A few roles get to have a through-line. Diana Burns, the newly-appointed editor of The Trumpet, is played by Alice Pearce. In sharp contrast to her vulnerable yet assertive, innocent yet wise Viola in Twelfth Night earlier this year, she shows she can do hard and sarcastic too, and it’s not her fault the character never climbs out of that rut.
Tracy Aldridge (Catriona Tipene), the paper’s head photographer, gains some sympathy because she is repressed by Diana. And new boy Daniel Ward (Maxwell Apse) is the one who pursues answers to the all-too-frequent deaths – which somehow leads to his being characterised by someone as a conspiracy theorist.
“When arrogant new student Daniel Ward barrels into Tracey’s life with wild claims of murders and cover-ups within Arrowhead’s student body,” the publicity blurb announces, “Tracey is thrust into an investigation where the money shot could come at a steep price …” But this production does not deliver on that, at least not in a way that takes the audience with it. It seems to stop in mid question let alone get anywhere near an answer.
The blurb goes on to say Goodall is “inspired by a love affair with conspiracy theory narratives” and his play is “a nostalgic reflection on high school, and it’s cruel and violent world that celebrates the defiance and boldness of the obnoxious high school student.” I can’t say it’s a celebration I want to share.
Unlike most of the other casualties or victims, Rachel Barrington (Molly Wilson) is a queen bitch character we get to know relatively well before she is despatched.
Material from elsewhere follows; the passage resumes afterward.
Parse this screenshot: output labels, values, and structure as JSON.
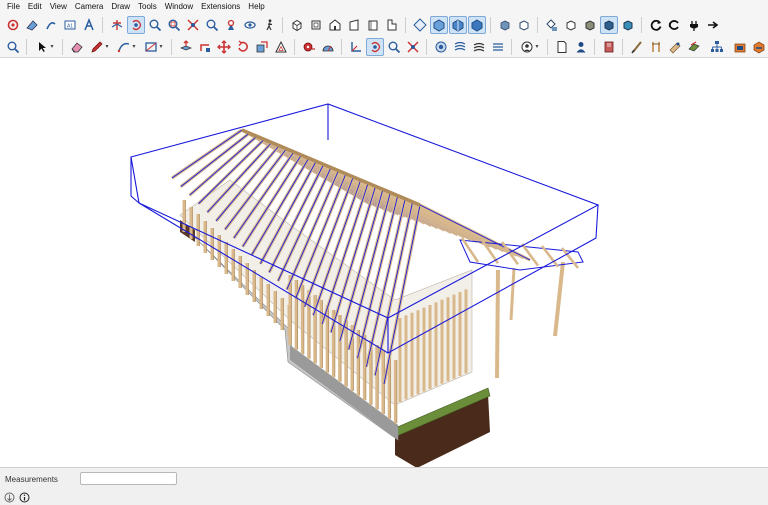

But nothing about the play or production allows us to empathise with anyone or care in any way about these events. Not is it crafted to challenge us with a mystery we want to solve or an intellectual conundrum we are inspired to conjure with.
The actors so far named plus Jack Hallahan, Drew Brown, Mitchell Bernard, Jacob Dale, Gabby Anderson, Aaron Pyke and Reuben Todd, all work hard – and with a lovely lightness of touch – to fulfil the vision(s) of their writer and director, but I would defy anyone who hasn’t read the script or talked to someone involved – who comes to it cold, as is the right of every theatregoer – to make any more sense of it than I have.
It seems bizarre that an entire school of characters should be more amoral – immoral, even – than those in plays about cyber bullying and fascistic gaming.
That said, despite the feeling the cast are part of a secret society we have not been admitted to, the process of developing this ensemble performance and the experience of participating in it over the 12-night season doubtless contains some invaluable learning opportunities, thus fulfilling a major Young & Hungry objective.
“Young and Hungry is an annual theatre festival created by young people with the intention of making accessible, unique and completely new theatre.” Apart from the accessibility factor regarding the last play, the 2012 season certainly feeds the appetites of its participants to meet those goals with a varied evening of very dynamic theatre.
Copyright © in the review belongs to the reviewer